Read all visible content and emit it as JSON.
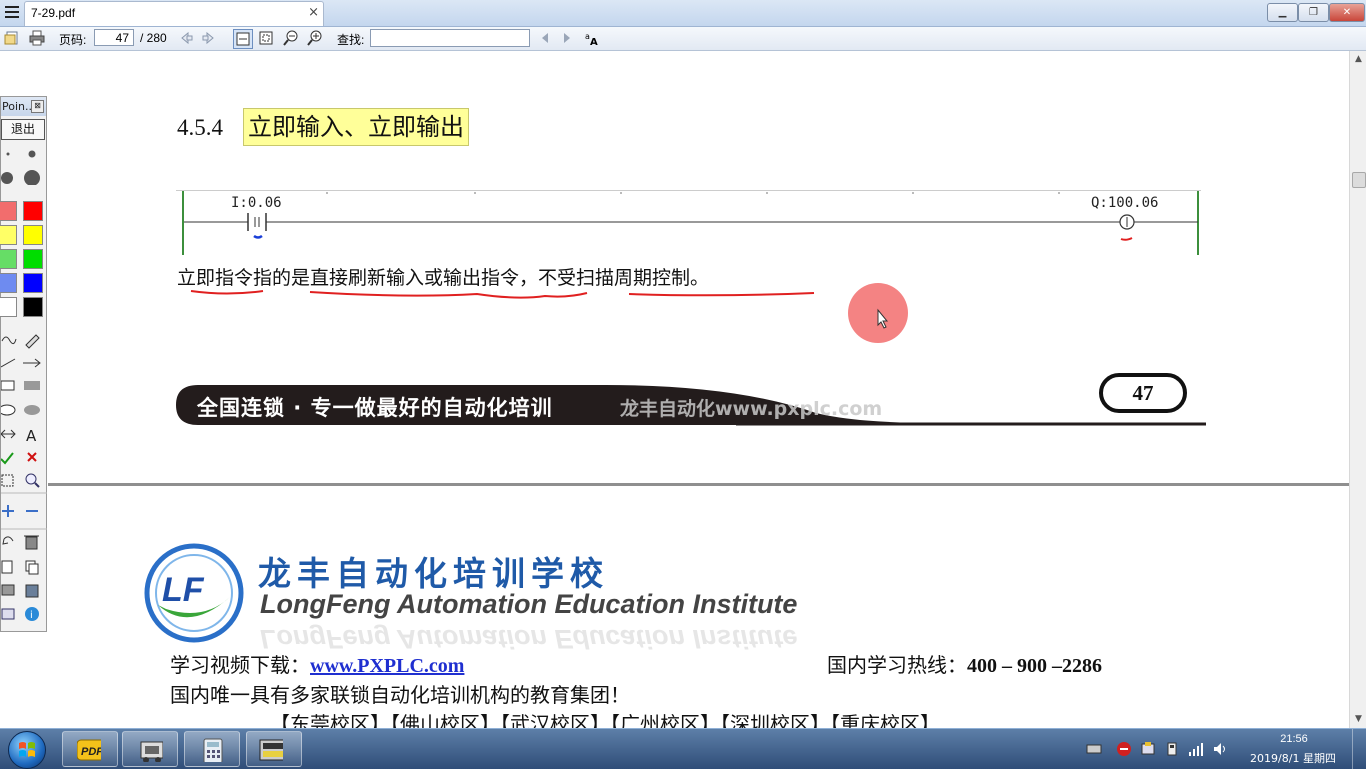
{
  "titlebar": {
    "tab_title": "7-29.pdf",
    "tab_close": "×",
    "minimize": "▁",
    "maximize": "❐",
    "close": "✕"
  },
  "toolbar": {
    "page_label": "页码:",
    "page_current": "47",
    "page_total": "/ 280",
    "find_label": "查找:",
    "search_value": ""
  },
  "document": {
    "section_number": "4.5.4",
    "section_title": "立即输入、立即输出",
    "ladder": {
      "input_label": "I:0.06",
      "output_label": "Q:100.06"
    },
    "description": "立即指令指的是直接刷新输入或输出指令，不受扫描周期控制。",
    "footer_slogan": "全国连锁 · 专一做最好的自动化培训",
    "footer_watermark": "龙丰自动化www.pxplc.com",
    "page_number": "47",
    "brand_cn": "龙丰自动化培训学校",
    "brand_en": "LongFeng Automation  Education Institute",
    "logo_text": "LF",
    "download_label": "学习视频下载：",
    "download_link": "www.PXPLC.com",
    "hotline_label": "国内学习热线：",
    "hotline_number": "400 – 900 –2286",
    "group_text": "国内唯一具有多家联锁自动化培训机构的教育集团！",
    "campuses": "【东莞校区】【佛山校区】【武汉校区】【广州校区】【深圳校区】【重庆校区】"
  },
  "palette": {
    "title": "Poin...",
    "title_close": "⊠",
    "exit": "退出",
    "text_tool": "A",
    "colors": [
      "#f26d6d",
      "#ff0000",
      "#ffff66",
      "#ffff00",
      "#66dd66",
      "#00dd00",
      "#6e8bf0",
      "#0000ff",
      "#ffffff",
      "#000000"
    ]
  },
  "taskbar": {
    "time": "21:56",
    "date": "2019/8/1 星期四",
    "pdf_label": "PDF"
  }
}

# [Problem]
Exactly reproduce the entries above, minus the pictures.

# [Task output]
Read all visible content and emit it as JSON.
{
  "titlebar": {
    "tab_title": "7-29.pdf",
    "tab_close": "×",
    "minimize": "▁",
    "maximize": "❐",
    "close": "✕"
  },
  "toolbar": {
    "page_label": "页码:",
    "page_current": "47",
    "page_total": "/ 280",
    "find_label": "查找:",
    "search_value": ""
  },
  "document": {
    "section_number": "4.5.4",
    "section_title": "立即输入、立即输出",
    "ladder": {
      "input_label": "I:0.06",
      "output_label": "Q:100.06"
    },
    "description": "立即指令指的是直接刷新输入或输出指令，不受扫描周期控制。",
    "footer_slogan": "全国连锁 · 专一做最好的自动化培训",
    "footer_watermark": "龙丰自动化www.pxplc.com",
    "page_number": "47",
    "brand_cn": "龙丰自动化培训学校",
    "brand_en": "LongFeng Automation  Education Institute",
    "logo_text": "LF",
    "download_label": "学习视频下载：",
    "download_link": "www.PXPLC.com",
    "hotline_label": "国内学习热线：",
    "hotline_number": "400 – 900 –2286",
    "group_text": "国内唯一具有多家联锁自动化培训机构的教育集团！",
    "campuses": "【东莞校区】【佛山校区】【武汉校区】【广州校区】【深圳校区】【重庆校区】"
  },
  "palette": {
    "title": "Poin...",
    "title_close": "⊠",
    "exit": "退出",
    "text_tool": "A",
    "colors": [
      "#f26d6d",
      "#ff0000",
      "#ffff66",
      "#ffff00",
      "#66dd66",
      "#00dd00",
      "#6e8bf0",
      "#0000ff",
      "#ffffff",
      "#000000"
    ]
  },
  "taskbar": {
    "time": "21:56",
    "date": "2019/8/1 星期四",
    "pdf_label": "PDF"
  }
}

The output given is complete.